▸ Entries taken from a collection:

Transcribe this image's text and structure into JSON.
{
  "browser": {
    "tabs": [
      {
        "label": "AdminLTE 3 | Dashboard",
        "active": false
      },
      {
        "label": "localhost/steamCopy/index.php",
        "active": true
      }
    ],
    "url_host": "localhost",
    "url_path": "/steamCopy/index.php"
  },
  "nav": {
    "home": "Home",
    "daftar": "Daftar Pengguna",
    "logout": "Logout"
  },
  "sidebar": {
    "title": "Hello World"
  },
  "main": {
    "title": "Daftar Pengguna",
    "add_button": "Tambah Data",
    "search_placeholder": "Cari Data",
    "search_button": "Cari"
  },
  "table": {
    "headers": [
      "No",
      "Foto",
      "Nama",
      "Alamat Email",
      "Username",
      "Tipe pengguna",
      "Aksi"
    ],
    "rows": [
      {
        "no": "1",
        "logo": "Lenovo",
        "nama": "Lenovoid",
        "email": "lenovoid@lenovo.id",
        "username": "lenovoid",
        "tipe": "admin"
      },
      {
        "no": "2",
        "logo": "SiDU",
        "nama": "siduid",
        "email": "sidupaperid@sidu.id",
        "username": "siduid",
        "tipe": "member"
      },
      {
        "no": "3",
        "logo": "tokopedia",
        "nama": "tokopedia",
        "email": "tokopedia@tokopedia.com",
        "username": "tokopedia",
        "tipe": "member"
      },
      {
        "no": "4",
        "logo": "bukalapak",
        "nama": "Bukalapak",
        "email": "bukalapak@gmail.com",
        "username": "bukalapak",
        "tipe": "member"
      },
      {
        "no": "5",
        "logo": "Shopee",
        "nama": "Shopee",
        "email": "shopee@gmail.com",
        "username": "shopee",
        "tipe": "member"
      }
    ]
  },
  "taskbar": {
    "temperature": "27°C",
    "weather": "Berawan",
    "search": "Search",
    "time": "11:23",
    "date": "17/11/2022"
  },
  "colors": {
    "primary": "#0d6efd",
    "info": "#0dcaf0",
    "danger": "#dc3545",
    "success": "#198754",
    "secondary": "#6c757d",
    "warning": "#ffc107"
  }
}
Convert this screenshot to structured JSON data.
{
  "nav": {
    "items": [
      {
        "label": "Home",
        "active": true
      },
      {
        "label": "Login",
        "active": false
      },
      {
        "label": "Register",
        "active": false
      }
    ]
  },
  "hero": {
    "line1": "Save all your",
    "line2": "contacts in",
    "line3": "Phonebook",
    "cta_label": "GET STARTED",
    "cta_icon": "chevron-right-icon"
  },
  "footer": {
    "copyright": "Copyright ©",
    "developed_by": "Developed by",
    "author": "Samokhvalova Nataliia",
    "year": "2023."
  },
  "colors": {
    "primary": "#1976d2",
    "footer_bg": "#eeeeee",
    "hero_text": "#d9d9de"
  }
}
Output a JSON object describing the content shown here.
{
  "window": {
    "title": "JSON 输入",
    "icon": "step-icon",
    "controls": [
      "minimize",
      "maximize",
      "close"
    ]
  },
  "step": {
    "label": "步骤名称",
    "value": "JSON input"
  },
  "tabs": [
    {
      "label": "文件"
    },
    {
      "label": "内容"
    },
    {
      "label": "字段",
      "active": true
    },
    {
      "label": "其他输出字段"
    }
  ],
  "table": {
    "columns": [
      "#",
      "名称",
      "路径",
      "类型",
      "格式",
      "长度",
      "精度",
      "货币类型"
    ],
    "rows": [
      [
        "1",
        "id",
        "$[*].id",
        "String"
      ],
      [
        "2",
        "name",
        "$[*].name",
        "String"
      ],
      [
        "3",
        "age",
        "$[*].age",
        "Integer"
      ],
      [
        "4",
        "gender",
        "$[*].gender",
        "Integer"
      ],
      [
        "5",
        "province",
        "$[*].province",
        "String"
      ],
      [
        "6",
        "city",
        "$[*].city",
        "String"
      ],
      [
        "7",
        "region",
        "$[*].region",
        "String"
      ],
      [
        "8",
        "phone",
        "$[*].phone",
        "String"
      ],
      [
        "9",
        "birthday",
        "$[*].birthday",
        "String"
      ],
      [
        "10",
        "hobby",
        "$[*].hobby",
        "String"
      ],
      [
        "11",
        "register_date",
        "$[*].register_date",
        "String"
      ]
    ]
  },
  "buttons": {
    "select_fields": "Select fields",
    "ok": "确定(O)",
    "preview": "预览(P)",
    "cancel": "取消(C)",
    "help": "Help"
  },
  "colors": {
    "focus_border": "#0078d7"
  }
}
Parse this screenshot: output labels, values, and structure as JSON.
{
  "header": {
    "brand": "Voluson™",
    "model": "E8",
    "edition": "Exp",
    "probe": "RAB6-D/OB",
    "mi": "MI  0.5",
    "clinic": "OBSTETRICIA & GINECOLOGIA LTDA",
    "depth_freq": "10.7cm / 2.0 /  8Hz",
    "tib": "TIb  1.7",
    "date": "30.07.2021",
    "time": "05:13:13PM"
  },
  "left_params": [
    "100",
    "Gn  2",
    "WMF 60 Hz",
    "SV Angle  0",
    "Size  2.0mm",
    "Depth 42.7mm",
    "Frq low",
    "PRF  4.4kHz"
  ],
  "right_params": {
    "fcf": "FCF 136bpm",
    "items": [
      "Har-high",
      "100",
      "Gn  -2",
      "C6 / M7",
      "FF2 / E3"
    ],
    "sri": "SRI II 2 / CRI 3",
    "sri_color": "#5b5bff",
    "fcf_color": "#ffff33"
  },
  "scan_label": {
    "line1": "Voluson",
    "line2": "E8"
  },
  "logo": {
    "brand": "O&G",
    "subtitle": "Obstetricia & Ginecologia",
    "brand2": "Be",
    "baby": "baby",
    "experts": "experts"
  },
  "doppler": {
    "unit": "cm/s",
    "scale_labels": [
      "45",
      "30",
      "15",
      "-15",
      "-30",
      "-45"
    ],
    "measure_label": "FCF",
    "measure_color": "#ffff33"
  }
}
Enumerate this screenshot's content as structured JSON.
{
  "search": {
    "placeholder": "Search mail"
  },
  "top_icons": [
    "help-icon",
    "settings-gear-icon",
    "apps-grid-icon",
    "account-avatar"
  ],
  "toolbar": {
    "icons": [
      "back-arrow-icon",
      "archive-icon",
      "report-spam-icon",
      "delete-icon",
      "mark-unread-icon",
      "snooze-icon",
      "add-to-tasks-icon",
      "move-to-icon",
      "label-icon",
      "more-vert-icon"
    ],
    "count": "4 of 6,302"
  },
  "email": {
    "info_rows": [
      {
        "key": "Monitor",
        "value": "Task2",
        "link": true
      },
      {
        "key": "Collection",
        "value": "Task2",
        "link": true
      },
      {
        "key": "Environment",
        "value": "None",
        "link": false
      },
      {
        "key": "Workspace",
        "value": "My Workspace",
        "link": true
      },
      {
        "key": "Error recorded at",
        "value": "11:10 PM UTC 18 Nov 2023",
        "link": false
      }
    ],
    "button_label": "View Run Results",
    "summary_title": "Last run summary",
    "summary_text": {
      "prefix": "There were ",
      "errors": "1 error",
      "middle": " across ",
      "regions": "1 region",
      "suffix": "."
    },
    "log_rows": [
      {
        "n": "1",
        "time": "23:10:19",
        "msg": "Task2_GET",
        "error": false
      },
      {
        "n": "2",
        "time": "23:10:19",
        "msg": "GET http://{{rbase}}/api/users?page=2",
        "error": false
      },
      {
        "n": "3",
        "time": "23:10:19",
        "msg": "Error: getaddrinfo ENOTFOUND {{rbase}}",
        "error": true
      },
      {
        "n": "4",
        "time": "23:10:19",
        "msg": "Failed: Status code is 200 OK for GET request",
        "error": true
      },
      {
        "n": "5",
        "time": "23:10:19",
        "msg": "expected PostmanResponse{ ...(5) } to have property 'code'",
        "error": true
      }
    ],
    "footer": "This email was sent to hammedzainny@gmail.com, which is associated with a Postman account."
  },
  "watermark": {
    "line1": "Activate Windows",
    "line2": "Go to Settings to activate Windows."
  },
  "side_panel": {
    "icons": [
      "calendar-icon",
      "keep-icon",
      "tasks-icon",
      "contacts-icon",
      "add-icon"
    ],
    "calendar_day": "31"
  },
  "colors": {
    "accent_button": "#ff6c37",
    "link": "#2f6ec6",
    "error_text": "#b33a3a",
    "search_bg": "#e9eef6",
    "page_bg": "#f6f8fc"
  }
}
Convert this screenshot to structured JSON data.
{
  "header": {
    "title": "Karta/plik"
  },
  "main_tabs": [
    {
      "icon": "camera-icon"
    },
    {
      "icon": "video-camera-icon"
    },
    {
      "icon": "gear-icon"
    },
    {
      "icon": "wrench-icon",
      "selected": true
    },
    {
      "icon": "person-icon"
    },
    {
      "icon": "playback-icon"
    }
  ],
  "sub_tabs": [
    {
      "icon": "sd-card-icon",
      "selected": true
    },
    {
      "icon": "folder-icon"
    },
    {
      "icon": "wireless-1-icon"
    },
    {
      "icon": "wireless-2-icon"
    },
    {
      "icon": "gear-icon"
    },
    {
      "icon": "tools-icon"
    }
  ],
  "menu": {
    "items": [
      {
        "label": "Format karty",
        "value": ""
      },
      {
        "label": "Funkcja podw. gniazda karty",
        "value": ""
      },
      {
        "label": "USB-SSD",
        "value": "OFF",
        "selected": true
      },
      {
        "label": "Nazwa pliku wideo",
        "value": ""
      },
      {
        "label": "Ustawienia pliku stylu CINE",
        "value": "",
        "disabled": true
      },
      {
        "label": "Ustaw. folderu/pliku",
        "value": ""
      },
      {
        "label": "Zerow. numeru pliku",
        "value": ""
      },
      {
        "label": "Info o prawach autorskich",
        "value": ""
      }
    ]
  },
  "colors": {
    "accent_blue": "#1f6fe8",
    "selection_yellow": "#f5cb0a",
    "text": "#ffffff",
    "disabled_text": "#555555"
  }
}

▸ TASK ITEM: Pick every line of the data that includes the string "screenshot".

▸ EXERCISE SOLUTION:
Convert this screenshot to structured JSON data.
Parse this screenshot: output labels, values, and structure as JSON.
Enumerate this screenshot's content as structured JSON.
Convert this screenshot to structured JSON data.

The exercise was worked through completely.